Using estimates of how much cash investment will make in the future, DCF assessment seeks to evaluate the value of investment currently.
It can assist individuals trying to determine whether to purchase securities or a firm. In addition, business owners and managers can use discounted cash flow calculations to help them choose operational and capital budgets.
Frequently Asked Questions
The term "discounted cash flow" (DCF) relates to a technique of valuation that calculates an investment's value based on its anticipated prospective cash flows. Using estimates of how much money an investment would make in the future, the DCF study seeks to evaluate the value of an investment today.
Building a prediction of the 3 financial reports depending on predictions for the future performance of the company is the first step in the DCF model procedure. This projection normally covers five years on average.
Operating Cash Flow Forecasts 4 the most frequent is that the level of uncertainty in cash flow prediction rises with every year's projection; DCF programs frequently employ forecasts for 5 or even ten years out.

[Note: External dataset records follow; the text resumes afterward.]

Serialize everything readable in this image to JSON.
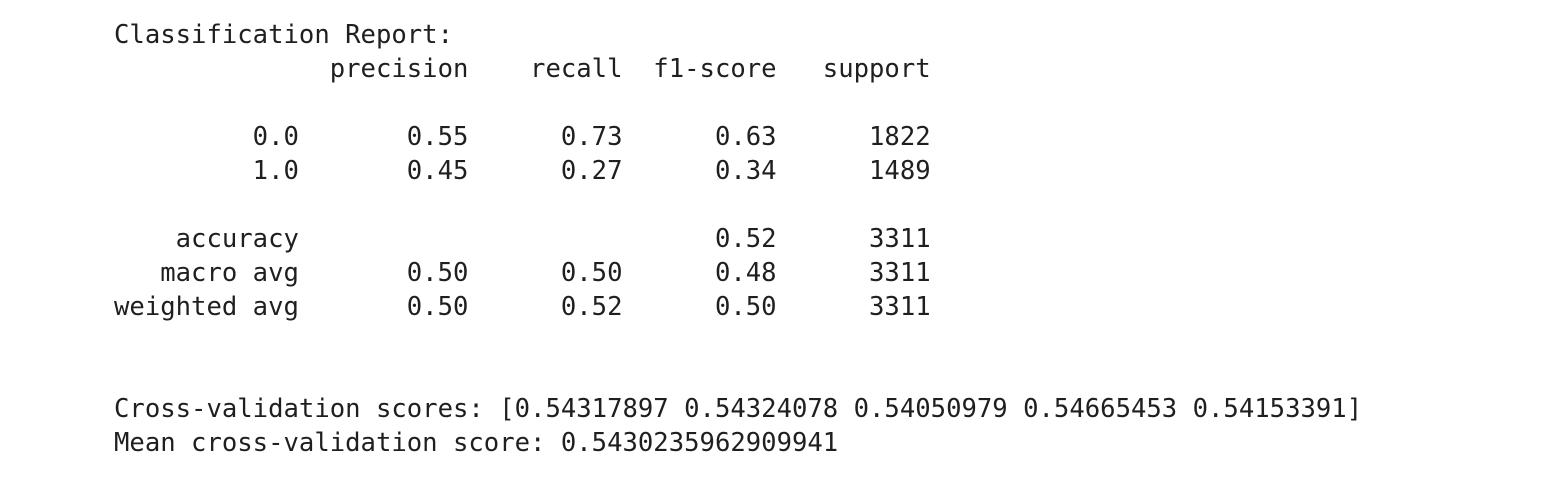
{
  "report": {
    "title": "Classification Report:",
    "header": "              precision    recall  f1-score   support",
    "rows": [
      "         0.0       0.55      0.73      0.63      1822",
      "         1.0       0.45      0.27      0.34      1489",
      "    accuracy                           0.52      3311",
      "   macro avg       0.50      0.50      0.48      3311",
      "weighted avg       0.50      0.52      0.50      3311"
    ]
  },
  "cross_validation": {
    "scores_line": "Cross-validation scores: [0.54317897 0.54324078 0.54050979 0.54665453 0.54153391]",
    "mean_line": "Mean cross-validation score: 0.5430235962909941"
  }
}
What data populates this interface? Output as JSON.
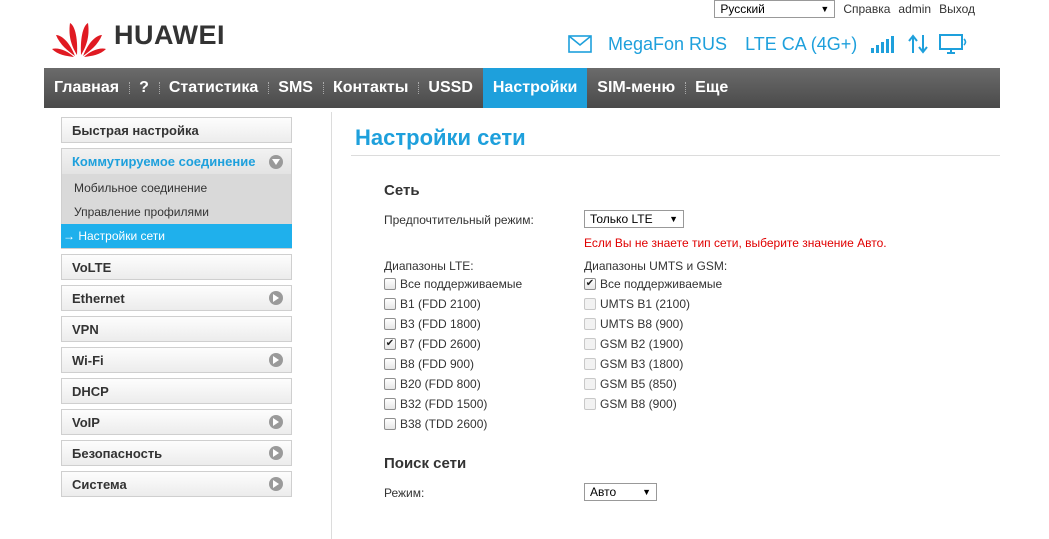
{
  "brand": {
    "name": "HUAWEI"
  },
  "topbar": {
    "language": "Русский",
    "help": "Справка",
    "user": "admin",
    "logout": "Выход"
  },
  "status": {
    "operator": "MegaFon RUS",
    "network_type": "LTE CA (4G+)"
  },
  "nav": {
    "items": [
      "Главная",
      "?",
      "Статистика",
      "SMS",
      "Контакты",
      "USSD",
      "Настройки",
      "SIM-меню",
      "Еще"
    ],
    "active_index": 6
  },
  "sidebar": {
    "items": [
      {
        "label": "Быстрая настройка"
      },
      {
        "label": "Коммутируемое соединение"
      },
      {
        "label": "VoLTE"
      },
      {
        "label": "Ethernet"
      },
      {
        "label": "VPN"
      },
      {
        "label": "Wi-Fi"
      },
      {
        "label": "DHCP"
      },
      {
        "label": "VoIP"
      },
      {
        "label": "Безопасность"
      },
      {
        "label": "Система"
      }
    ],
    "submenu": [
      "Мобильное соединение",
      "Управление профилями",
      "→ Настройки сети"
    ]
  },
  "main": {
    "title": "Настройки сети",
    "network": {
      "title": "Сеть",
      "preferred_mode_label": "Предпочтительный режим:",
      "preferred_mode_value": "Только LTE",
      "warning": "Если Вы не знаете тип сети, выберите значение Авто.",
      "lte_label": "Диапазоны LTE:",
      "lte_bands": [
        {
          "label": "Все поддерживаемые",
          "checked": false
        },
        {
          "label": "B1 (FDD 2100)",
          "checked": false
        },
        {
          "label": "B3 (FDD 1800)",
          "checked": false
        },
        {
          "label": "B7 (FDD 2600)",
          "checked": true
        },
        {
          "label": "B8 (FDD 900)",
          "checked": false
        },
        {
          "label": "B20 (FDD 800)",
          "checked": false
        },
        {
          "label": "B32 (FDD 1500)",
          "checked": false
        },
        {
          "label": "B38 (TDD 2600)",
          "checked": false
        }
      ],
      "umts_label": "Диапазоны UMTS и GSM:",
      "umts_bands": [
        {
          "label": "Все поддерживаемые",
          "checked": true
        },
        {
          "label": "UMTS B1 (2100)",
          "checked": false
        },
        {
          "label": "UMTS B8 (900)",
          "checked": false
        },
        {
          "label": "GSM B2 (1900)",
          "checked": false
        },
        {
          "label": "GSM B3 (1800)",
          "checked": false
        },
        {
          "label": "GSM B5 (850)",
          "checked": false
        },
        {
          "label": "GSM B8 (900)",
          "checked": false
        }
      ]
    },
    "search": {
      "title": "Поиск сети",
      "mode_label": "Режим:",
      "mode_value": "Авто"
    }
  },
  "colors": {
    "accent": "#1ea0dc",
    "warning": "#e00000",
    "nav_bg": "#555555"
  }
}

A DCF inquiry lasts how long? DCF normally has 45 days to conduct and complete its investigation after receiving the report. The DCF commissioner will decide, depending on sufficient information, whether the kid was actually abused or neglected after their inquiry is complete.